JEFFERSON CITY, Mo. — The Senate passed a bill Thursday that aims to prevent HIV, viral hepatitis, and other infections among drug users by allowing certain health facilities to distribute clean hypodermic needles or syringes for free to those users.
SB 64 would exempt these facilities from the offense of unlawful distribution if they operate such a syringe access program or syringe services program (SSPs).
“When it was first brought to me, I was a no,” Sen. Holly Rehder, the bill’s sponsor, told The Missouri Times. “But, we have 30 years of statistics showing syringe access programs lower the number of users. That’s what really made me a true believer, seeing the statistics and the outcomes that these programs offer.”
When Rehder was a representative, the bill passed out of the House each time she filed it. But it always stalled in the Senate without being referred to committee — until now.

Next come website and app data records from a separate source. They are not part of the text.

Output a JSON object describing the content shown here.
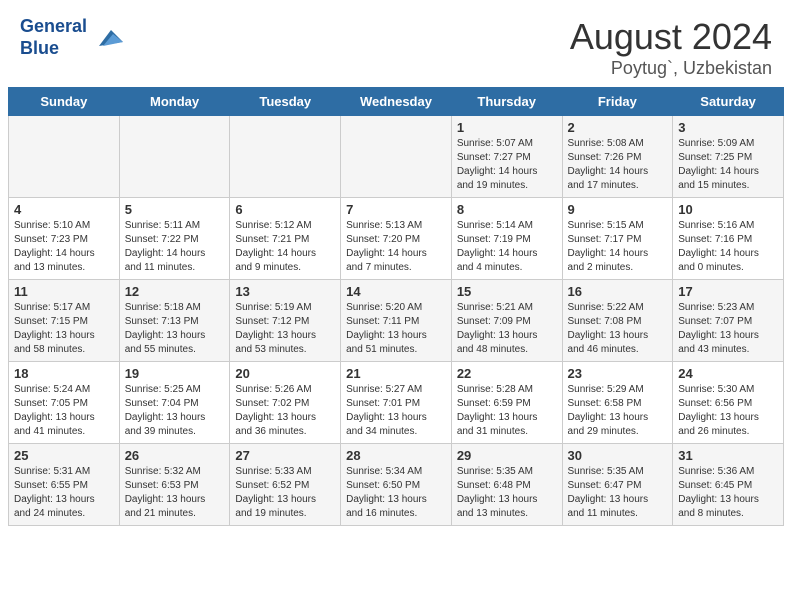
{
  "header": {
    "logo_line1": "General",
    "logo_line2": "Blue",
    "title": "August 2024",
    "subtitle": "Poytug`, Uzbekistan"
  },
  "weekdays": [
    "Sunday",
    "Monday",
    "Tuesday",
    "Wednesday",
    "Thursday",
    "Friday",
    "Saturday"
  ],
  "weeks": [
    [
      {
        "day": "",
        "info": ""
      },
      {
        "day": "",
        "info": ""
      },
      {
        "day": "",
        "info": ""
      },
      {
        "day": "",
        "info": ""
      },
      {
        "day": "1",
        "info": "Sunrise: 5:07 AM\nSunset: 7:27 PM\nDaylight: 14 hours\nand 19 minutes."
      },
      {
        "day": "2",
        "info": "Sunrise: 5:08 AM\nSunset: 7:26 PM\nDaylight: 14 hours\nand 17 minutes."
      },
      {
        "day": "3",
        "info": "Sunrise: 5:09 AM\nSunset: 7:25 PM\nDaylight: 14 hours\nand 15 minutes."
      }
    ],
    [
      {
        "day": "4",
        "info": "Sunrise: 5:10 AM\nSunset: 7:23 PM\nDaylight: 14 hours\nand 13 minutes."
      },
      {
        "day": "5",
        "info": "Sunrise: 5:11 AM\nSunset: 7:22 PM\nDaylight: 14 hours\nand 11 minutes."
      },
      {
        "day": "6",
        "info": "Sunrise: 5:12 AM\nSunset: 7:21 PM\nDaylight: 14 hours\nand 9 minutes."
      },
      {
        "day": "7",
        "info": "Sunrise: 5:13 AM\nSunset: 7:20 PM\nDaylight: 14 hours\nand 7 minutes."
      },
      {
        "day": "8",
        "info": "Sunrise: 5:14 AM\nSunset: 7:19 PM\nDaylight: 14 hours\nand 4 minutes."
      },
      {
        "day": "9",
        "info": "Sunrise: 5:15 AM\nSunset: 7:17 PM\nDaylight: 14 hours\nand 2 minutes."
      },
      {
        "day": "10",
        "info": "Sunrise: 5:16 AM\nSunset: 7:16 PM\nDaylight: 14 hours\nand 0 minutes."
      }
    ],
    [
      {
        "day": "11",
        "info": "Sunrise: 5:17 AM\nSunset: 7:15 PM\nDaylight: 13 hours\nand 58 minutes."
      },
      {
        "day": "12",
        "info": "Sunrise: 5:18 AM\nSunset: 7:13 PM\nDaylight: 13 hours\nand 55 minutes."
      },
      {
        "day": "13",
        "info": "Sunrise: 5:19 AM\nSunset: 7:12 PM\nDaylight: 13 hours\nand 53 minutes."
      },
      {
        "day": "14",
        "info": "Sunrise: 5:20 AM\nSunset: 7:11 PM\nDaylight: 13 hours\nand 51 minutes."
      },
      {
        "day": "15",
        "info": "Sunrise: 5:21 AM\nSunset: 7:09 PM\nDaylight: 13 hours\nand 48 minutes."
      },
      {
        "day": "16",
        "info": "Sunrise: 5:22 AM\nSunset: 7:08 PM\nDaylight: 13 hours\nand 46 minutes."
      },
      {
        "day": "17",
        "info": "Sunrise: 5:23 AM\nSunset: 7:07 PM\nDaylight: 13 hours\nand 43 minutes."
      }
    ],
    [
      {
        "day": "18",
        "info": "Sunrise: 5:24 AM\nSunset: 7:05 PM\nDaylight: 13 hours\nand 41 minutes."
      },
      {
        "day": "19",
        "info": "Sunrise: 5:25 AM\nSunset: 7:04 PM\nDaylight: 13 hours\nand 39 minutes."
      },
      {
        "day": "20",
        "info": "Sunrise: 5:26 AM\nSunset: 7:02 PM\nDaylight: 13 hours\nand 36 minutes."
      },
      {
        "day": "21",
        "info": "Sunrise: 5:27 AM\nSunset: 7:01 PM\nDaylight: 13 hours\nand 34 minutes."
      },
      {
        "day": "22",
        "info": "Sunrise: 5:28 AM\nSunset: 6:59 PM\nDaylight: 13 hours\nand 31 minutes."
      },
      {
        "day": "23",
        "info": "Sunrise: 5:29 AM\nSunset: 6:58 PM\nDaylight: 13 hours\nand 29 minutes."
      },
      {
        "day": "24",
        "info": "Sunrise: 5:30 AM\nSunset: 6:56 PM\nDaylight: 13 hours\nand 26 minutes."
      }
    ],
    [
      {
        "day": "25",
        "info": "Sunrise: 5:31 AM\nSunset: 6:55 PM\nDaylight: 13 hours\nand 24 minutes."
      },
      {
        "day": "26",
        "info": "Sunrise: 5:32 AM\nSunset: 6:53 PM\nDaylight: 13 hours\nand 21 minutes."
      },
      {
        "day": "27",
        "info": "Sunrise: 5:33 AM\nSunset: 6:52 PM\nDaylight: 13 hours\nand 19 minutes."
      },
      {
        "day": "28",
        "info": "Sunrise: 5:34 AM\nSunset: 6:50 PM\nDaylight: 13 hours\nand 16 minutes."
      },
      {
        "day": "29",
        "info": "Sunrise: 5:35 AM\nSunset: 6:48 PM\nDaylight: 13 hours\nand 13 minutes."
      },
      {
        "day": "30",
        "info": "Sunrise: 5:35 AM\nSunset: 6:47 PM\nDaylight: 13 hours\nand 11 minutes."
      },
      {
        "day": "31",
        "info": "Sunrise: 5:36 AM\nSunset: 6:45 PM\nDaylight: 13 hours\nand 8 minutes."
      }
    ]
  ]
}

A number of groups, including the Missouri State Medical Association and the Missouri Pharmacy Association, and several private health companies, like Vivent Health and BJC Healthcare, spoke in support of the bill when it was heard in the Senate General Laws Committee in mid-January. No witnesses testified against the bill, and it passed unanimously.
“Hearing the bill in committee changes people’s minds,” Rehder said.
One of the main goals of the legislation is to help prevent the next HIV or Hepatitis C outbreak in Missouri, according to Rehder. There are 13 Missouri counties on the Centers for Disease Control and Prevention’s (CDC) list of counties that are at risk of “Rapid Dissemination of HIV/HCV infection Among Persons who Inject Drugs,” meaning areas that are at a high risk of an HIV or Hep C outbreak due to needle sharing. All of these counties are in rural areas.
Missouri reported 74 cases of acute Hepatitis C in 2018, the last year data was available — though the CDC has predicted the true number of infections could be as much as 1,400 percent higher than what is reported.
Syringe service programs are linked to a 50 percent reduction in HIV and Hepatitis C incidence, according to the CDC, which also reported that SSPs do not cause or increase illegal drug use and do not cause or increase crime. Instead, a Seattle study found that new users of SSPs were five times as likely to enter drug treatment programs.
“No one’s going to start using a needle because they got a free one,” Rehder said. “These are people who are already using needles and giving them clean needles helps slow the spread of HIV and Hep C. It is the only thing that is proven to really drop that curve.”
The bill will now head to the lower chamber for consideration.